→ What you should do
Filter the data for "Burgers" and copy matching lines.

(Recorded data)

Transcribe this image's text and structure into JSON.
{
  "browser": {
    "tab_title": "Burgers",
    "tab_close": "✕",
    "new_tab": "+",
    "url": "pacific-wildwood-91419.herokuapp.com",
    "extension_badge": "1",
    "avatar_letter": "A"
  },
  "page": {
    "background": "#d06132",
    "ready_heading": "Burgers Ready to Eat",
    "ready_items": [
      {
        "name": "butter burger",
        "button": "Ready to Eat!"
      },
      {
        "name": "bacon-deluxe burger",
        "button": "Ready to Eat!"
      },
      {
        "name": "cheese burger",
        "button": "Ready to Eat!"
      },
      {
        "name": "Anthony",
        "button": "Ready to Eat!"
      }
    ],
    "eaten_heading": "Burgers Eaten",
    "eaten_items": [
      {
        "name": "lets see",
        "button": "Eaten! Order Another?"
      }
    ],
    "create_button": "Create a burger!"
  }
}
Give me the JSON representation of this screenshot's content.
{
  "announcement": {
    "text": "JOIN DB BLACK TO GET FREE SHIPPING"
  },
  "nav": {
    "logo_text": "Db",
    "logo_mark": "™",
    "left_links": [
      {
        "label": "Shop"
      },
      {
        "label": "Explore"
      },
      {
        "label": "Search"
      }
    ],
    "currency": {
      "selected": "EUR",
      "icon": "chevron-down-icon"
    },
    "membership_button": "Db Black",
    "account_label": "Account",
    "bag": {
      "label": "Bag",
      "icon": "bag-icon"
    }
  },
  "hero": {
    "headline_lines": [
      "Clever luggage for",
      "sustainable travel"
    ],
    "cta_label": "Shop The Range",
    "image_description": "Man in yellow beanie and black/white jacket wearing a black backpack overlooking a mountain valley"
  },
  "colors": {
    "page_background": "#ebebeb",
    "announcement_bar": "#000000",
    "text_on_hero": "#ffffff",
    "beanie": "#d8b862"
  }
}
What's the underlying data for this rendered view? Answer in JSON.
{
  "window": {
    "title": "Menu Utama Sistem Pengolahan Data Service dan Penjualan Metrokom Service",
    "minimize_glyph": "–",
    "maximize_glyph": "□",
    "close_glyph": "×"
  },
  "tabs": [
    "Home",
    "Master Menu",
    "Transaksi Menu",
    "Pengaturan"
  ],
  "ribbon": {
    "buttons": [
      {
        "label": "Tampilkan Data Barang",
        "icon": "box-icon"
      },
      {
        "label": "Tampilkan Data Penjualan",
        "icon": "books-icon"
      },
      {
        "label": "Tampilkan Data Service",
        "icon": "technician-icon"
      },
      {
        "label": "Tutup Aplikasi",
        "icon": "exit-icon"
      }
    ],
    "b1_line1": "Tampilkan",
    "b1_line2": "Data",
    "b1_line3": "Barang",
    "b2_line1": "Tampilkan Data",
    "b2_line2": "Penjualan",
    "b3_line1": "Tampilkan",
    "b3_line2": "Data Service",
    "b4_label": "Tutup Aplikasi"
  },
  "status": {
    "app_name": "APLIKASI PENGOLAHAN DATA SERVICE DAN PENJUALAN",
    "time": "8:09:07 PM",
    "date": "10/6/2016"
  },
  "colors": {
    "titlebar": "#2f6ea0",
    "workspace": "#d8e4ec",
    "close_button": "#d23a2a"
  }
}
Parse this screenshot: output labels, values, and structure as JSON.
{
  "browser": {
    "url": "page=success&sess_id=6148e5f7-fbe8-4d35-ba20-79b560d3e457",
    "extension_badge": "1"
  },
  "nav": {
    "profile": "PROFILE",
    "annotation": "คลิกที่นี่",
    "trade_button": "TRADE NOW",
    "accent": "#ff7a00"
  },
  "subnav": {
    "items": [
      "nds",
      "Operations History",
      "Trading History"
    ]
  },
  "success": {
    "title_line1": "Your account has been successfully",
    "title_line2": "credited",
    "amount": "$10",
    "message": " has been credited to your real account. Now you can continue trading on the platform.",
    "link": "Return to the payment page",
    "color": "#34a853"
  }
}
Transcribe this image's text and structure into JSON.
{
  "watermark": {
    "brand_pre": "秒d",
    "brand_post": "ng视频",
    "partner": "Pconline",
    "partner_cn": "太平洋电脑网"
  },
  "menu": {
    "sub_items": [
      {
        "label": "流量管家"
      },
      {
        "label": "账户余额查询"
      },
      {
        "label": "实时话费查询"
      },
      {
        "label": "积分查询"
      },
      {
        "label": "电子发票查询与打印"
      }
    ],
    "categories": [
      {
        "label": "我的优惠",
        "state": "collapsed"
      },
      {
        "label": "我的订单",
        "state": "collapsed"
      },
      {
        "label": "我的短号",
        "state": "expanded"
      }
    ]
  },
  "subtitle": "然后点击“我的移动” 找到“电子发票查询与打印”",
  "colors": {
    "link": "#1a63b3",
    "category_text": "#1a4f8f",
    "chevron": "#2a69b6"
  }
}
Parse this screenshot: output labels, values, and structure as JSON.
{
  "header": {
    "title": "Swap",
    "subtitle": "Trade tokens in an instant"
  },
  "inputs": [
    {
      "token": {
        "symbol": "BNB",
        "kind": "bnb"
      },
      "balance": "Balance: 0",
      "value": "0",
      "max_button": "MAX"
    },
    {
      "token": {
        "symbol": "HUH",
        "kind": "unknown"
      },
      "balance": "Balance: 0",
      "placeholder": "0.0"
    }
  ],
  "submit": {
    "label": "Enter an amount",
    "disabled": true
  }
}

→ Reply
    "tab_title": "Burgers",
    "ready_heading": "Burgers Ready to Eat",
    "eaten_heading": "Burgers Eaten",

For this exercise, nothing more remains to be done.